  2. You can always request a female doc if that makes you feel better. If it does, go for it! For the record I’ve had a lot of male doctors and nurses talk about/look at my vag and it was exactly the same. They all have the same level of education, they all ask you the same questions.
  3. The hardest part of talking to a doctor is the beginning. When you start, you’ll get a twinge of ‘oh god what if I blush’, but just push through. Even if you do blush! Like, they’re a doctor, they probably won’t even notice because they’ll be listening to you describe your symptoms.
  4. Remember that you do not need to feel ‘bad’ or ‘guilty’ talking to a doc about your vagina, or even asking them to look at it. Yes, you CAN ask a doctor to look at it. It is EXACTLY the same as asking them to look at a mole. Every GP in the world has has been elbow deep inside a human body on multiple occasions. I cannot begin to express how unfazed they will be by your vagina.
  5. Make eye contact. If you pretend that you aren’t feeling awkward, then it magically becomes not awkward. Honestly! If you don’t have a problem with eye contact usually, then this is a really useful way of forcing yourself to be comfortable.
  6. It’s normal to feel exposed or uncomfortable on an exam table. Especially if it’s cold! Just remember that feeling a bit uncomfortable is worth it to know that everything’s fine, and even more worth it if everything turns out NOT to be fine.
  7. If you’re having an examination, relax your muscles, control your breathing and count the ceiling tiles. You’ll barely even notice that speculum going in! (Jokes)
  8. Even if you can’t make yourself feel at ease, it doesn’t matter. A doctor sees people at the worst times in their life. Elderly people who can’t remember where they are. Women who have just lost a baby. Alcoholics with liver cirrhosis. I’m not belittling your concern (remember, I’ve been there), what I’m doing is reminding you that being able to walk in, tell a doctor what’s happening and have them look at it? That is a privilege. Even if you have to stare at your shoes the entire time.

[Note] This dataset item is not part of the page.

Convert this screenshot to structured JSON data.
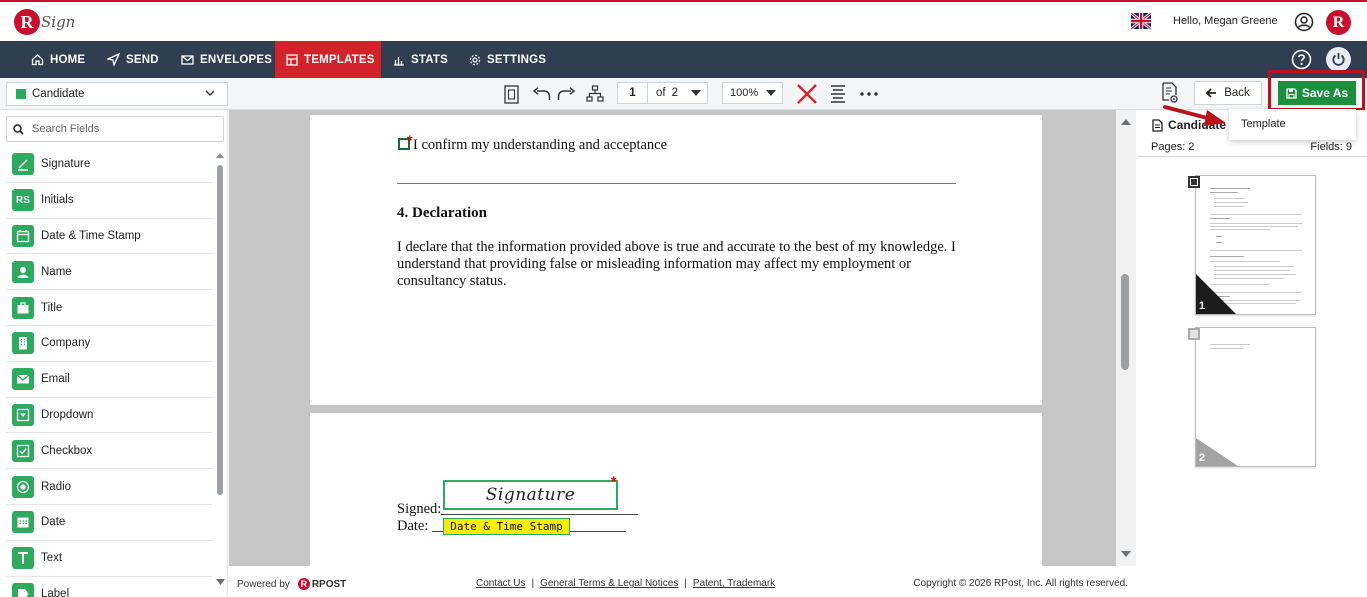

I wanted to write this post because I know a lot of people are worried about discussing their vagina with a stranger. I hope this made you feel better and inspired you to book that smear test, get that lump looked at, or ask your doctor why you’re having pain during sex. You have a right to free healthcare, and your vagina is damn important!